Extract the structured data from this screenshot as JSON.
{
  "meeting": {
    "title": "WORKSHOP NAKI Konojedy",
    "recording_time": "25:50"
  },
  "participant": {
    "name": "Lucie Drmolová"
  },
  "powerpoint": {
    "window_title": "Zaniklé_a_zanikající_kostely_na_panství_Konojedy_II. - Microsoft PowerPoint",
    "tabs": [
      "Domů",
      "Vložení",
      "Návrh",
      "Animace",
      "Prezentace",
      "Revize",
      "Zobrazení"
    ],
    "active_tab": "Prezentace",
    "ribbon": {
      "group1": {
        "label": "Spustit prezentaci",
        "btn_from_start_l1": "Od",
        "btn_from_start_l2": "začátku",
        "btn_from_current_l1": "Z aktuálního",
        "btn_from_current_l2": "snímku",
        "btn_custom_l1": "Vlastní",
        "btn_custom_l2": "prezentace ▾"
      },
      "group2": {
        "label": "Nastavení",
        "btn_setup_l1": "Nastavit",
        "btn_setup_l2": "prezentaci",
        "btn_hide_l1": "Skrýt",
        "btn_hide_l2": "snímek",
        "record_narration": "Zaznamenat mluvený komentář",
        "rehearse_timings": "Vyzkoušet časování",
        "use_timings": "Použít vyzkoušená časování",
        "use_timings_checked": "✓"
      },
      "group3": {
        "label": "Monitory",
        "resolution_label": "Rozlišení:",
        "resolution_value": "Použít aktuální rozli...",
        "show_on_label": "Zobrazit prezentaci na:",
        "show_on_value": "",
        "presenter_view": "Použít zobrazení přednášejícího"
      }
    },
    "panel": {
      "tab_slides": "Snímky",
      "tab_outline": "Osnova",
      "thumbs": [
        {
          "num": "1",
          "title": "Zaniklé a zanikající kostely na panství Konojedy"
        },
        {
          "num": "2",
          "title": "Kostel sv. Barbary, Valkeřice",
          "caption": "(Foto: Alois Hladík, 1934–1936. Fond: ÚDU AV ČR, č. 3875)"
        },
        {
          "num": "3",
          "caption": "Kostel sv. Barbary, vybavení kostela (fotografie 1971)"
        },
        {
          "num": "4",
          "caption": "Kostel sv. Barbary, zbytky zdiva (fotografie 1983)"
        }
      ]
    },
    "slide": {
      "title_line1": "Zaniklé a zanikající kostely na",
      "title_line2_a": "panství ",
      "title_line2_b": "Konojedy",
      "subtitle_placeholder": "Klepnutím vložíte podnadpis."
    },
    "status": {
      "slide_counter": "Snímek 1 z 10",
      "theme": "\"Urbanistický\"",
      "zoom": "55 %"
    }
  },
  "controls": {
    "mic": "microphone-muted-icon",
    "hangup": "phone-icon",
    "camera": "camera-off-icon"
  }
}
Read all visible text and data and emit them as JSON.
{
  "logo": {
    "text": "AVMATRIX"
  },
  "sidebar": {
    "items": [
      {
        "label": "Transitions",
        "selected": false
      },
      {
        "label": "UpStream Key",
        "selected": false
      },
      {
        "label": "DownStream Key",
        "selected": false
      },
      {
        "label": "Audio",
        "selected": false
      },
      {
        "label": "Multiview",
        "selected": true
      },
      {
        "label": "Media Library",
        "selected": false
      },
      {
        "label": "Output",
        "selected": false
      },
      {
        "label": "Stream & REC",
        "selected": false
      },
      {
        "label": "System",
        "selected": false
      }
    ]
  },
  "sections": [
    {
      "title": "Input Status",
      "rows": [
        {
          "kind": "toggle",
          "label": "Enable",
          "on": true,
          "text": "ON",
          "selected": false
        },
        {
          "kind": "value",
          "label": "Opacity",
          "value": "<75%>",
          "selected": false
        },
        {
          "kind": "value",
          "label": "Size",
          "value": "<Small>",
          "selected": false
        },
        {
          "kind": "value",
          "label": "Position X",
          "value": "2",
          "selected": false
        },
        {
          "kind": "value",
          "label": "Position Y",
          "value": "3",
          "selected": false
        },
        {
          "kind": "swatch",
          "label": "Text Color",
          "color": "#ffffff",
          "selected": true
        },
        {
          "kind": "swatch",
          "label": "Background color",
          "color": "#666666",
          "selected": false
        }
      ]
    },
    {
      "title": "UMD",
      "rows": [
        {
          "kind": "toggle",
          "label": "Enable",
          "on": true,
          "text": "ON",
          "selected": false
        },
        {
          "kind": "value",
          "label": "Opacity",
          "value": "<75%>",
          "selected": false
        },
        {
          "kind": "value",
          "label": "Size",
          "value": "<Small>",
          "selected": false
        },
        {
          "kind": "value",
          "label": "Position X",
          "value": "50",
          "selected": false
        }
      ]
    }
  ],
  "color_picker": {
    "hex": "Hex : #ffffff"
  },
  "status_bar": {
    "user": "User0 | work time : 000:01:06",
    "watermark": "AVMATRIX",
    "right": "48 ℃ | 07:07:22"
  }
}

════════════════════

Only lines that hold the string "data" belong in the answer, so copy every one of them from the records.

Extract the structured data from this screenshot as JSON.
Read all visible text and data and emit them as JSON.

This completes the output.